> Instructions to follow: Go through the entries below. Copy each line in which "ESIC" appears.
========
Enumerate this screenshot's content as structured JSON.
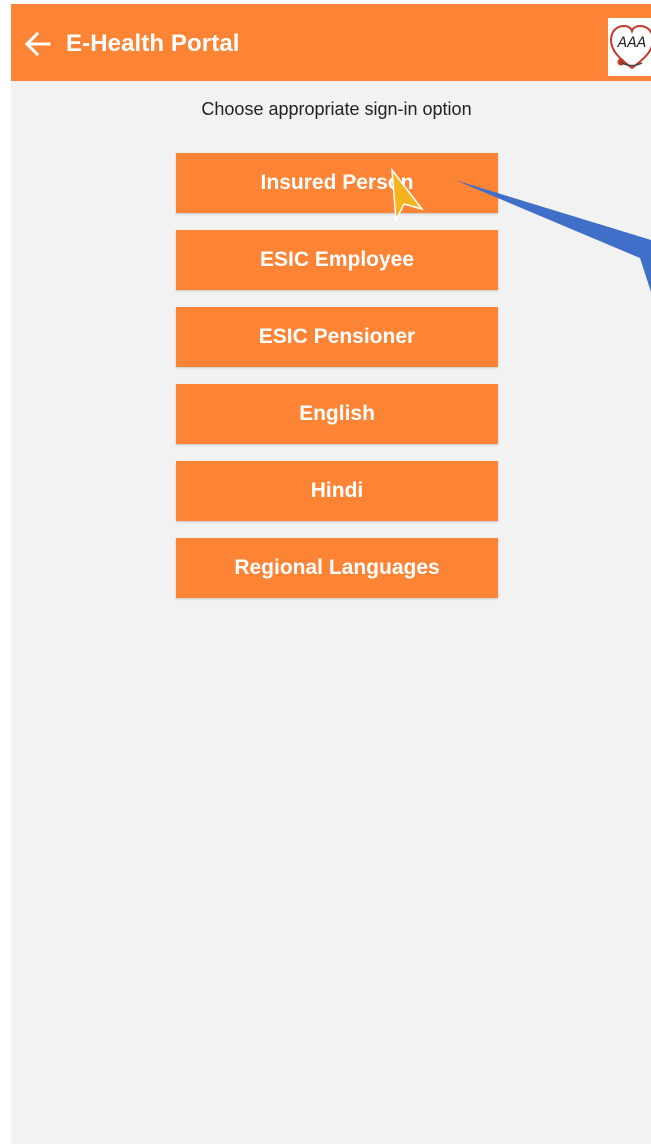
{
  "app_bar": {
    "title": "E-Health Portal",
    "back_icon": "arrow-left-icon",
    "logo_text": "AAA",
    "background": "#fd8335"
  },
  "instruction": "Choose appropriate sign-in option",
  "options": [
    {
      "label": "Insured Person"
    },
    {
      "label": "ESIC Employee"
    },
    {
      "label": "ESIC Pensioner"
    },
    {
      "label": "English"
    },
    {
      "label": "Hindi"
    },
    {
      "label": "Regional Languages"
    }
  ],
  "colors": {
    "accent": "#fd8335",
    "screen_background": "#f2f2f2",
    "annotation_arrow": "#3f6fc8",
    "cursor": "#f5b41e"
  }
}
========
> The completed task:
      "label": "ESIC Employee"
      "label": "ESIC Pensioner"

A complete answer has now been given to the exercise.